V. THE IMPORTANCE OF FORMING AND CHERISHING RIGHT, AND OF AVOIDING WRONG, CONCEPTIONS ON THIS SUBJECT. "Do not err, my beloved brethren." It is as if the apostle had said — "Beware of mistakes here." And certainly there are few subjects on which it is of more essential consequence to have correct ideas, or on which misapprehensions are more perilous. The thought that is specially reprobated in the passage which has been under review is one which cannot fail to affect all the principles, and feelings, and practices of the Christian life. It affects our views of God: and these lie at the foundation of all religion. According as they are right or wrong, must our religion be right or wrong, it must equally affect our views of ourselves — of ourselves as sinners; inasmuch as all the penitential humiliation, all the contrite broken-heartedness, on account of our sins, which we ever ought to feel, lose entirely their ground, and are inevitably gone, the moment we say, or think, that "we are tempted of God" — that in any way our sin and guilt are attributable to Him. It must, in the same way, affect our conceptions of sin itself; of its "exceeding sinfulness" and unutterable guilt. And thus it will affect our views of our need of a Saviour; and especially of such a Saviour, and such a salvation, as the gospel reveals.

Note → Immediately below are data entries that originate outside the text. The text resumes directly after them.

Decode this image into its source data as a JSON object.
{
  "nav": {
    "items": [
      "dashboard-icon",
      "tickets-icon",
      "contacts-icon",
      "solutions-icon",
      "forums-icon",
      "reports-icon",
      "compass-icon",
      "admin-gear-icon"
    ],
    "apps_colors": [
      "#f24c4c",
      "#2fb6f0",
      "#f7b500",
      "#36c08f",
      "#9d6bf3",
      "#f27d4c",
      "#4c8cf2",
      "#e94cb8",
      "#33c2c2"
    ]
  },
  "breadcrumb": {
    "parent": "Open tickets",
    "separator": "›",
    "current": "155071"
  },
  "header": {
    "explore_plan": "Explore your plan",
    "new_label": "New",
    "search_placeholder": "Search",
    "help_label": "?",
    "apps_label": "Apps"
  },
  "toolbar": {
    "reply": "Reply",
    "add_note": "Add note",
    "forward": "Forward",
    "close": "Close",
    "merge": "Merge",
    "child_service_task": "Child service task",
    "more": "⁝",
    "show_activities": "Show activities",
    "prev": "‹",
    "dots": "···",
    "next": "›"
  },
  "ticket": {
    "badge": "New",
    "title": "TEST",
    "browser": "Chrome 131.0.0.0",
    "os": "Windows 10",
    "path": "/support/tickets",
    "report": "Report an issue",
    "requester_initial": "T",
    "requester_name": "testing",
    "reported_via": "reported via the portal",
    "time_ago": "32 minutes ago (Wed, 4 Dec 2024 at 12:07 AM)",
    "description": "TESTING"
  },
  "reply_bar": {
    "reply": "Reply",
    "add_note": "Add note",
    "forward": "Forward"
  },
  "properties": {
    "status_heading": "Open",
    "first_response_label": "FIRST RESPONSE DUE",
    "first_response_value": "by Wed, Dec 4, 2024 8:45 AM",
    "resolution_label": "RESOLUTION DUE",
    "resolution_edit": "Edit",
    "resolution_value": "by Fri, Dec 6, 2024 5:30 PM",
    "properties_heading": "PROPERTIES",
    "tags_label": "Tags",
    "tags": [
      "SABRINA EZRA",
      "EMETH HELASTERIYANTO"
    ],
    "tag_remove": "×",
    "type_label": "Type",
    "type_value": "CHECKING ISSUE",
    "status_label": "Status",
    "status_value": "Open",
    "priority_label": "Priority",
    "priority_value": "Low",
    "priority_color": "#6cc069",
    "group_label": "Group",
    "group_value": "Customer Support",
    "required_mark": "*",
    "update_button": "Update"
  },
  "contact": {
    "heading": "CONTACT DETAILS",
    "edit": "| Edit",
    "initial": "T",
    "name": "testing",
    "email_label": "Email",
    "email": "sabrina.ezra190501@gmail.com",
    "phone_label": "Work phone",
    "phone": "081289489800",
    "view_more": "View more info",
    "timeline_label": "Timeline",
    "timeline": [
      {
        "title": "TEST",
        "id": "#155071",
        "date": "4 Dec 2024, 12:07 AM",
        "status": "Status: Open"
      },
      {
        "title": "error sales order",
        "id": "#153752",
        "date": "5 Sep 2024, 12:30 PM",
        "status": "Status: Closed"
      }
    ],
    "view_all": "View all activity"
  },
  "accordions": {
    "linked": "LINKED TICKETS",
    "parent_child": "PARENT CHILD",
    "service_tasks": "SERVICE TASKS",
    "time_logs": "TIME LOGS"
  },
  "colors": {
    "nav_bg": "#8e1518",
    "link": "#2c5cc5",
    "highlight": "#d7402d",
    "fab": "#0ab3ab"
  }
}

1. Let believers be impressed with the necessity of unceasing vigilance over their own hearts. Their worst enemies are in their own bosoms.
2. Let all consider the necessity of the heart being right with God. It is only in a holy heart, a heart renewed by the Spirit, a heart of which the lusts are laid under arrest, and crucified, that He can dwell.
3. Ponder seriously the certain consequences of unrepented and unforgiven sin: and by immediate recourse to the Cross, and to the blood there shed for the remission of sins, shun the fearful end which otherwise awaits you.
(R. Wardlaw, D. D.)
Parallel VersesKJV: Let no man say when he is tempted, I am tempted of God: for God cannot be tempted with evil, neither tempteth he any man: